Component data from apps and pages:
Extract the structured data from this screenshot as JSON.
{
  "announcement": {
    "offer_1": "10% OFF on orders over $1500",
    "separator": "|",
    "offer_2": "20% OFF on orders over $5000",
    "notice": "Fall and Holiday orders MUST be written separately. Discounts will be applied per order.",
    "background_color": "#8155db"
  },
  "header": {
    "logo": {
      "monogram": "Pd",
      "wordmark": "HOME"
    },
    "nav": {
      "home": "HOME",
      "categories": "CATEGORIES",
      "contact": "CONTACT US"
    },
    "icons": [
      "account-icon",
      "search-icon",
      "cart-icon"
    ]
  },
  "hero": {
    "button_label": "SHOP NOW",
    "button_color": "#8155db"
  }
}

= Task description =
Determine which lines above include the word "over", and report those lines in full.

= Response to this task =
    "offer_1": "10% OFF on orders over $1500",
    "offer_2": "20% OFF on orders over $5000",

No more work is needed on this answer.